** Activity **
Exactly as they appear, set down all the lines of the material.

⁂

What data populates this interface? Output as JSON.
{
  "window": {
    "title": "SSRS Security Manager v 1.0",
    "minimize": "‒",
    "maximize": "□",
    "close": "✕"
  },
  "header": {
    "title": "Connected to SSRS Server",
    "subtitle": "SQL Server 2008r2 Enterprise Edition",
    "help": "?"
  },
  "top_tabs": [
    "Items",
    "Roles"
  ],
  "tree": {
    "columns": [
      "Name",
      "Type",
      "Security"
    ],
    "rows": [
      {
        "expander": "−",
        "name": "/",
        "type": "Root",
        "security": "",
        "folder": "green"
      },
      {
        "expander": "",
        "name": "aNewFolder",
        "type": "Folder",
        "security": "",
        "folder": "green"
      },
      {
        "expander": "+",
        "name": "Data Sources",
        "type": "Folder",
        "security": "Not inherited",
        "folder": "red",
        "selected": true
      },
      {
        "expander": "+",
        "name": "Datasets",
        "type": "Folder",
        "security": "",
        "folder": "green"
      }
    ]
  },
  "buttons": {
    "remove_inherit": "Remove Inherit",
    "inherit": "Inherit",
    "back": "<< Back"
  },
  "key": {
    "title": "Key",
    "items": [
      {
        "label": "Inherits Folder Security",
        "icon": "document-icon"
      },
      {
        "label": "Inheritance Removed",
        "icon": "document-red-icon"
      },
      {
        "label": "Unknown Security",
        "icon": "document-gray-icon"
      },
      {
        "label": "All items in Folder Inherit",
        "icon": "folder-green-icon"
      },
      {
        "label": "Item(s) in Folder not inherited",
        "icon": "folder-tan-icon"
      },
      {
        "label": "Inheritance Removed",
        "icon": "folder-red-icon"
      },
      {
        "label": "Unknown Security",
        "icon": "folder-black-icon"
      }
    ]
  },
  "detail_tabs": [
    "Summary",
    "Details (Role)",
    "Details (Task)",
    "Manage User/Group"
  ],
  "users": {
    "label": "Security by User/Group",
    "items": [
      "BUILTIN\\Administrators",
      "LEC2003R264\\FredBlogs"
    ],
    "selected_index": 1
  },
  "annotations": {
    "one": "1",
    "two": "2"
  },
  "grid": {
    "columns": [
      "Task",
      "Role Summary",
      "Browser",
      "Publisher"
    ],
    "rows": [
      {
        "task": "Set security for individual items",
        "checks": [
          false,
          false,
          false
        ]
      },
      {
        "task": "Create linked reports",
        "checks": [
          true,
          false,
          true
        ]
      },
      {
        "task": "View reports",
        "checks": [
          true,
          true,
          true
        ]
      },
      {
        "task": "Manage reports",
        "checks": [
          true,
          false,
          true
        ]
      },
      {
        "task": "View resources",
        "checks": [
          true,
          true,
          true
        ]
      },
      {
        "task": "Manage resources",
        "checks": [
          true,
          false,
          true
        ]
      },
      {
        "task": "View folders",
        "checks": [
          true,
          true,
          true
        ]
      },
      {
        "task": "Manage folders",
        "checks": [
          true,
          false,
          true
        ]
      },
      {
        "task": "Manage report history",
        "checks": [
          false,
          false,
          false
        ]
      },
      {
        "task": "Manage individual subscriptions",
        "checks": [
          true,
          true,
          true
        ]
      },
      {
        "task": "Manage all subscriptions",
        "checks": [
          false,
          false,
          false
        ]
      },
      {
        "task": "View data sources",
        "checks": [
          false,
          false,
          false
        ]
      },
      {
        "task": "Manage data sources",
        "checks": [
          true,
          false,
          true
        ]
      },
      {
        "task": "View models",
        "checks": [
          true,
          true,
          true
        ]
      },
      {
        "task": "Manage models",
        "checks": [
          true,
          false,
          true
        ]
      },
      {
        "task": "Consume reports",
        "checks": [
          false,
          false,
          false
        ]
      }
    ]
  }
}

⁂

** Result of the exercise **
What data populates this interface? Output as JSON.
{
  "window": {
    "title": "SSRS Security Manager v 1.0",
    "minimize": "‒",
    "maximize": "□",
    "close": "✕"
  },
  "header": {
    "title": "Connected to SSRS Server",
    "subtitle": "SQL Server 2008r2 Enterprise Edition",
    "help": "?"
  },
  "top_tabs": [
    "Items",
    "Roles"
  ],
  "tree": {
    "columns": [
      "Name",
      "Type",
      "Security"
    ],
    "rows": [
      {
        "expander": "−",
        "name": "/",
        "type": "Root",
        "security": "",
        "folder": "green"
      },
      {
        "expander": "",
        "name": "aNewFolder",
        "type": "Folder",
        "security": "",
        "folder": "green"
      },
      {
        "expander": "+",
        "name": "Data Sources",
        "type": "Folder",
        "security": "Not inherited",
        "folder": "red",
        "selected": true
      },
      {
        "expander": "+",
        "name": "Datasets",
        "type": "Folder",
        "security": "",
        "folder": "green"
      }
    ]
  },
  "buttons": {
    "remove_inherit": "Remove Inherit",
    "inherit": "Inherit",
    "back": "<< Back"
  },
  "key": {
    "title": "Key",
    "items": [
      {
        "label": "Inherits Folder Security",
        "icon": "document-icon"
      },
      {
        "label": "Inheritance Removed",
        "icon": "document-red-icon"
      },
      {
        "label": "Unknown Security",
        "icon": "document-gray-icon"
      },
      {
        "label": "All items in Folder Inherit",
        "icon": "folder-green-icon"
      },
      {
        "label": "Item(s) in Folder not inherited",
        "icon": "folder-tan-icon"
      },
      {
        "label": "Inheritance Removed",
        "icon": "folder-red-icon"
      },
      {
        "label": "Unknown Security",
        "icon": "folder-black-icon"
      }
    ]
  },
  "detail_tabs": [
    "Summary",
    "Details (Role)",
    "Details (Task)",
    "Manage User/Group"
  ],
  "users": {
    "label": "Security by User/Group",
    "items": [
      "BUILTIN\\Administrators",
      "LEC2003R264\\FredBlogs"
    ],
    "selected_index": 1
  },
  "annotations": {
    "one": "1",
    "two": "2"
  },
  "grid": {
    "columns": [
      "Task",
      "Role Summary",
      "Browser",
      "Publisher"
    ],
    "rows": [
      {
        "task": "Set security for individual items",
        "checks": [
          false,
          false,
          false
        ]
      },
      {
        "task": "Create linked reports",
        "checks": [
          true,
          false,
          true
        ]
      },
      {
        "task": "View reports",
        "checks": [
          true,
          true,
          true
        ]
      },
      {
        "task": "Manage reports",
        "checks": [
          true,
          false,
          true
        ]
      },
      {
        "task": "View resources",
        "checks": [
          true,
          true,
          true
        ]
      },
      {
        "task": "Manage resources",
        "checks": [
          true,
          false,
          true
        ]
      },
      {
        "task": "View folders",
        "checks": [
          true,
          true,
          true
        ]
      },
      {
        "task": "Manage folders",
        "checks": [
          true,
          false,
          true
        ]
      },
      {
        "task": "Manage report history",
        "checks": [
          false,
          false,
          false
        ]
      },
      {
        "task": "Manage individual subscriptions",
        "checks": [
          true,
          true,
          true
        ]
      },
      {
        "task": "Manage all subscriptions",
        "checks": [
          false,
          false,
          false
        ]
      },
      {
        "task": "View data sources",
        "checks": [
          false,
          false,
          false
        ]
      },
      {
        "task": "Manage data sources",
        "checks": [
          true,
          false,
          true
        ]
      },
      {
        "task": "View models",
        "checks": [
          true,
          true,
          true
        ]
      },
      {
        "task": "Manage models",
        "checks": [
          true,
          false,
          true
        ]
      },
      {
        "task": "Consume reports",
        "checks": [
          false,
          false,
          false
        ]
      }
    ]
  }
}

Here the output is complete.